Tags

, , , , , ,

It’s been a while.  I was rather hoping Mother would take more reigns on this sleigh ride, but after her sporadic burst of several posts (in a row, no less), she seems to be rather reverting back to her appalling ways of never doing anything to let our friends know what we’re up to in our respective China states.

So here’s an update!  As for now, I’m living in Beijing with Laura.  Molly has returned stateside.  Soon I will receive a new companion freshly imported from The United States and together we will travel back to Hohhot where I will have to be re-accustomed to using buses (perhaps the 53 bus line has improved…?), going to visit one of my many bosses at their abodes (hopefully wearing socks this time), and tiny humans (yes, school will be back in full swing and I’ll be in the land where 2 year olds chase me about demanding stickers at every turn and a charming 4-year-old named Tina regularly breaks into my room to devour my food).

Recently (as in today) I’ve just returned from a refreshing trip to Hong Kong.  This time we did not go to Disney Land, instead taking a step away from Touristy Tourist Hong Kong and staying in Tsim Sha Tsui (which is only Touristy Hong Kong, not Touristy Tourist).  Our hotel was right next to Avenue of the Stars (rather like the Hollywood Walk of Fame, except for native film stars) and the Star Ferry (which tows people between Kowloon Island and Hong Kong Island and dates back to the 1880’s!).

My hands are way bigger than Jackie Chan's, for the recrod.

For those of you who don’t know (my adopted sister, Megan, for example), Hong Kong is an island surrounded mostly by the South China Sea.  It’s east of Macau, close(ish) to Guangzhou (this means it’s quite warm compared to Beijing and Hohhot.  And quite humid).  Although Hong Kong is a part of the People’s Republic of China, it has it’s own currency (which looks like pirate money, in my opinion.  Monopoly money should be more fashioned like Hong Kong money).  It has been occupied by the British and even, for a short time, by the Japanese.

Although all of China has a checkered and culturally diverse background, Hong Kong has undisputedly seen the most Western influence.  This has a lot of historical significance, but mostly it means that I can buy pants that fit my gargantuan frame.  At least, that’s what I’m taking from it.
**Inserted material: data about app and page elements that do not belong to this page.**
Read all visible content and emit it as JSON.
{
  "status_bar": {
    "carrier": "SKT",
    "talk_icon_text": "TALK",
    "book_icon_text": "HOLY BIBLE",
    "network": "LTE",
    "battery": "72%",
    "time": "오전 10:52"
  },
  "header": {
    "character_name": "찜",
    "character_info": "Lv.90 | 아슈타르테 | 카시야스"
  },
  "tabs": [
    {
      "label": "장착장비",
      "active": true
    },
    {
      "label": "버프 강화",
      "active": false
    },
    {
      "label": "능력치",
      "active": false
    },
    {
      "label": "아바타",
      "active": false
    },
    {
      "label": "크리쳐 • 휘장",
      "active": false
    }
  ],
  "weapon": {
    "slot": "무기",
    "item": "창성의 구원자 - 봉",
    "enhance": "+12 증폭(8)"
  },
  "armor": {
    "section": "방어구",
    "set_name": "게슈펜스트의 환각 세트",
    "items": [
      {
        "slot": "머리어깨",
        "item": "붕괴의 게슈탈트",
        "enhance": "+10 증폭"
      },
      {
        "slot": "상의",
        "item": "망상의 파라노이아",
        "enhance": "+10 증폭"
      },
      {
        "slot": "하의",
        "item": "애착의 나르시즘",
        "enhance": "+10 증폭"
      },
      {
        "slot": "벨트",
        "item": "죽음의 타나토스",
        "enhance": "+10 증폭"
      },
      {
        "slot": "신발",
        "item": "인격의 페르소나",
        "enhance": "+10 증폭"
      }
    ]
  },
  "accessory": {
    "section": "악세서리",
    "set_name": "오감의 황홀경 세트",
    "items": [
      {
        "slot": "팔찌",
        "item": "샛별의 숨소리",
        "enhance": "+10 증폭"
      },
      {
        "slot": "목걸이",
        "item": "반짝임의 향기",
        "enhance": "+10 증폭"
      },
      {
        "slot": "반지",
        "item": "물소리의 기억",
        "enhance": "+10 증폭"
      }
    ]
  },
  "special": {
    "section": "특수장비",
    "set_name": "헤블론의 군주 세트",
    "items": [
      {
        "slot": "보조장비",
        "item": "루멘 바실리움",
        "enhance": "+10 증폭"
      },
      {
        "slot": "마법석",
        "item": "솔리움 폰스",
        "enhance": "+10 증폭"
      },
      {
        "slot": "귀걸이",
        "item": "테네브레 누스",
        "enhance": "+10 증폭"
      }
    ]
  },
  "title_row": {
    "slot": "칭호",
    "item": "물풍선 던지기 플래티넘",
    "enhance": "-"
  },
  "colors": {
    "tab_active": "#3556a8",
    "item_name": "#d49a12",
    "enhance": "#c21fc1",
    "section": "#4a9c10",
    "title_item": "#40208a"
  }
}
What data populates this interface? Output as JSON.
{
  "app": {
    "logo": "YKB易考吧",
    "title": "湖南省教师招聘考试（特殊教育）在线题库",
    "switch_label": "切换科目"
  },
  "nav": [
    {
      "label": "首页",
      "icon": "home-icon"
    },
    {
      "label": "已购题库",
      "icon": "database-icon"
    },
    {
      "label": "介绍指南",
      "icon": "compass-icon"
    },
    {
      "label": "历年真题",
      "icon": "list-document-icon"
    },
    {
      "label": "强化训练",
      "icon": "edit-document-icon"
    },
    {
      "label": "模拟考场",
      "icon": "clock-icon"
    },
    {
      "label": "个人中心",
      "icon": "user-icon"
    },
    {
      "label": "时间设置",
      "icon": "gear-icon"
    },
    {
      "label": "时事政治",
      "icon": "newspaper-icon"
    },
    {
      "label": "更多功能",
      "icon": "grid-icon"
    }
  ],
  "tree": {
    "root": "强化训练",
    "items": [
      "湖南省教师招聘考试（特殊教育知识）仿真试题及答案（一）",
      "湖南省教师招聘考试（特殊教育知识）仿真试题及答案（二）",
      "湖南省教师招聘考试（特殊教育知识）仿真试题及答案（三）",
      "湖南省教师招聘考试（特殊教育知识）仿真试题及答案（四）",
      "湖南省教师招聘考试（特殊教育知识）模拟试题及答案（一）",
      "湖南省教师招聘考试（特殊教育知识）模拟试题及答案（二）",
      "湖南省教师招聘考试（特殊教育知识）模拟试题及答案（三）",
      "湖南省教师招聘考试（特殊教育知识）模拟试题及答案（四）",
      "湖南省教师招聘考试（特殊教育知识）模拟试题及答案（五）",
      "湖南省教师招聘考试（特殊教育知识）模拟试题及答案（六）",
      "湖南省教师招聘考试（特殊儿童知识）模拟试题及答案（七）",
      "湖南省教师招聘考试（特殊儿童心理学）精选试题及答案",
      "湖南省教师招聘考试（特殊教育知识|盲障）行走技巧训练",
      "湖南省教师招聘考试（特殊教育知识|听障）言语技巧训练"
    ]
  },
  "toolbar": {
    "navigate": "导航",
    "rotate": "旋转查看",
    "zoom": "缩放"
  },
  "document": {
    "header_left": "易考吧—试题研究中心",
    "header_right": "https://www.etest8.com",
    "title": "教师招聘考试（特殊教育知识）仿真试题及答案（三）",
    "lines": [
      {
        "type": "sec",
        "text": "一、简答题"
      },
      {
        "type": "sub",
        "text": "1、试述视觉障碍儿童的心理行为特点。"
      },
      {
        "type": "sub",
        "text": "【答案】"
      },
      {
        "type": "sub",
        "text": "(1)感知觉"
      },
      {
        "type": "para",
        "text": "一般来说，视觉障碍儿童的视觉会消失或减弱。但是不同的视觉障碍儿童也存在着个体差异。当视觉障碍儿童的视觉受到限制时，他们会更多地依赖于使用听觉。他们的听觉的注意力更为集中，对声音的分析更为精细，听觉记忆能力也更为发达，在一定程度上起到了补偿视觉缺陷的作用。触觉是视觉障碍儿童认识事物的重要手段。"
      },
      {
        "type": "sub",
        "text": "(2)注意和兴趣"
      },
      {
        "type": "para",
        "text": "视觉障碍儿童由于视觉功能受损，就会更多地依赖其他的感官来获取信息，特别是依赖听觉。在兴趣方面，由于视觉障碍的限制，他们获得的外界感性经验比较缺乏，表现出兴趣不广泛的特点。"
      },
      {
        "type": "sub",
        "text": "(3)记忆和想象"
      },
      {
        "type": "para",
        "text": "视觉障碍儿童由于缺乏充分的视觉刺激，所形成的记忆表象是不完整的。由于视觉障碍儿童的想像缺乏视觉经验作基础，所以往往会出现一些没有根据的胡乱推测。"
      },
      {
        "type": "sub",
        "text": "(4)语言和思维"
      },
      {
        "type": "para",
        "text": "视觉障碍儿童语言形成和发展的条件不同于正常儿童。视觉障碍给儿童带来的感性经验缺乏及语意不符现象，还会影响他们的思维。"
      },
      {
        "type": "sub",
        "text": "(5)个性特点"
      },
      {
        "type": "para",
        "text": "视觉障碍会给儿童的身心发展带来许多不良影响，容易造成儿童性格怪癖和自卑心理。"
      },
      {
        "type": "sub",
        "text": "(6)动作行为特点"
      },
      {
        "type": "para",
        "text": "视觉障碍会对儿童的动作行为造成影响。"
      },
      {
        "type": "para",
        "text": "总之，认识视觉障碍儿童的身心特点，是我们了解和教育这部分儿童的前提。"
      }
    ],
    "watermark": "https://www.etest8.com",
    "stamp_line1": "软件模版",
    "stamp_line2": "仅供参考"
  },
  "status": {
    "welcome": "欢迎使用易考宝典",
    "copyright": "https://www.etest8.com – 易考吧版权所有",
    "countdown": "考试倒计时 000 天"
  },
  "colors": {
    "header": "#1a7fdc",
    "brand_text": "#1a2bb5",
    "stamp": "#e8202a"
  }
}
Aside from the shopping wonders that I was pleased to purchase in Hong Kong, we also visted Victoria’s Peak, a touristy mountain that provides a breath-taking view of Hong Kong Central and surrounding areas.  During our stay, Hong Kong was misty and rainy, so our view didn’t stretch very far, but it still was stunning.  Also located on Victoria’s Peak is Madame Tussauds which, if you’re unaware, is a wax figure museum.  There’s also a Burger King.  Oh, how I missed thee.

View from Victoria's Peak

Looking down into Central Hong Kong

We only spent four days in Hong Kong, but I’m in love with it (even if I only did see the touristy part and do the touristy things).  Out of all the places I’ve been in China, I would be most content to live in Hong Kong.  It’s the Cantonese (sounds like people speaking Mandarin, but with an Australian accent.  I’m obsessed).  Or it’s the remarkable diversity (it’s more like what I’m used to, but far better.  Come on, the subway – they call them trains here – stops are announced in THREE different languages).  Or it’s the weather.  Or it’s the shopping (it isn’t called ‘Asia’s World City’ for nothing…).  Or it’s the history (Opium Wars, piracy, British occupation, it’s like America’s history only longer and better.  And…no slavery.  I’ve been reading ‘The Help’, which is why I mention it.  Good read, if you’re into that kind of thing (reading, that is, not slavery)).

At any rate, I hope you all are doing well!  Has anyone else been to Hong Kong?  Or Madame Tussauds?  I tell you, being in that museum, although fun, made me jumpy.  Everywhere I turned there was someone.  Half the time they were real, half the time they were wax.  I was constantly apologizing in English and Chinese (Mandarin, even though half of the people there probably spoke Cantonese, on second thought…).

Until next time!

Advertisements